We begin with their preparatory flights when the pigeons have had their first eight days on widowhood. We keep things very simple. Instead of having the pigeons train at home, in the evening we basket them and we release them ten kilometres away. What comes next? When they arrive home they continue to fly until they have been in the air for at least a full hour. We do not take them away very often. We usually basket them three times: usually two flights of 10km and one of 20km, all in a single week. The pigeons have been on widowhood for fourteen days when they are basketed for the first time.
How do we prepare the pigeons for the races?
First of all I want to point out that we never use hens to motivate our racing birds in the months before the racing season: we never show the hens before or after a flight. We try to keep the pigeons as calm as possible until the season kicks off.
My pigeons are usually taken away to Lessen, which is a distance of 50km. The pigeons have to stay in the basket for one night. Sometimes we basket them for Quiévrain instead, which is 80km away. Still I prefer a flight of 50km from Essen, because this flight is always on a Monday and on the following Sunday I basket my old birds for Noyon (180km) every season. The yearlings are basketed for Lessen, Quiévrain and twice for Noyon. The yearlings are not raced!

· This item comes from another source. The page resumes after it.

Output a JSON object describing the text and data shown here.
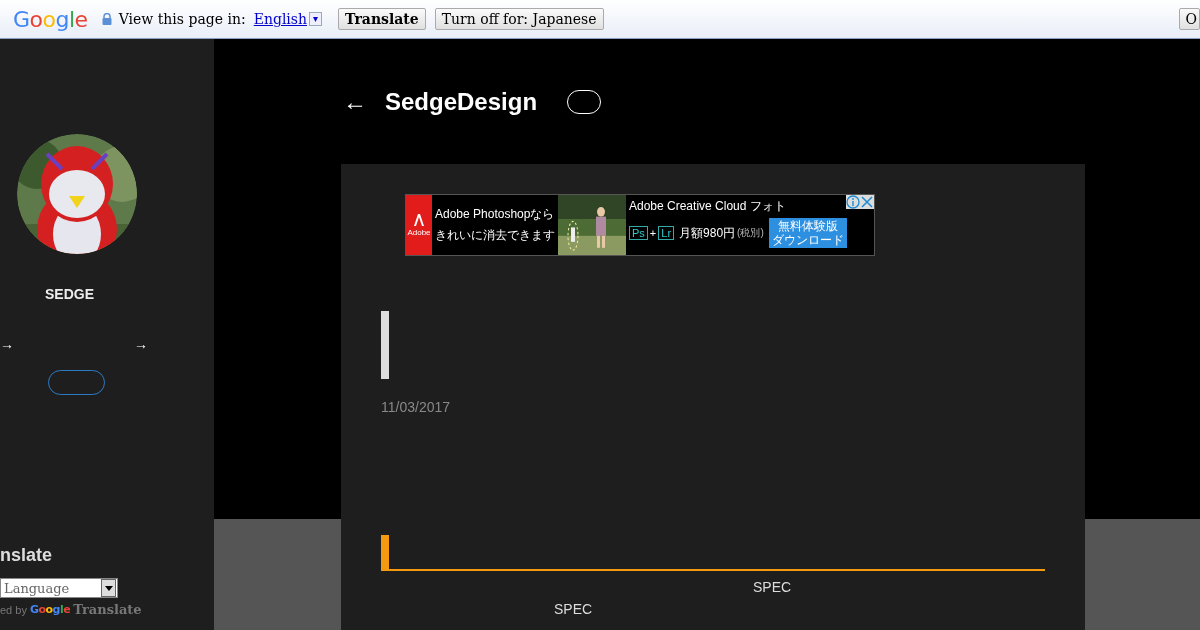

In the first part of the season the yearlings have no partners. This means I want my pigeons to be at their best later on. The old birds are basketed for Noyon (180km) as always and then they are taken away to Dourdan or Etampes for a trip of 320km. They are not raced so they have no hens either. I admit that our focus is on the first national race from Brive (or Limoges this season), which is usually on the first Saturday of June. This means we train the pigeons until they can cover a distance of 320km. Then they can stay at home for at least 14 days before they are basketed again on the first Wednesday of July. That is when they can see their hens for a very short while. Meanwhile we continue to train them here at home.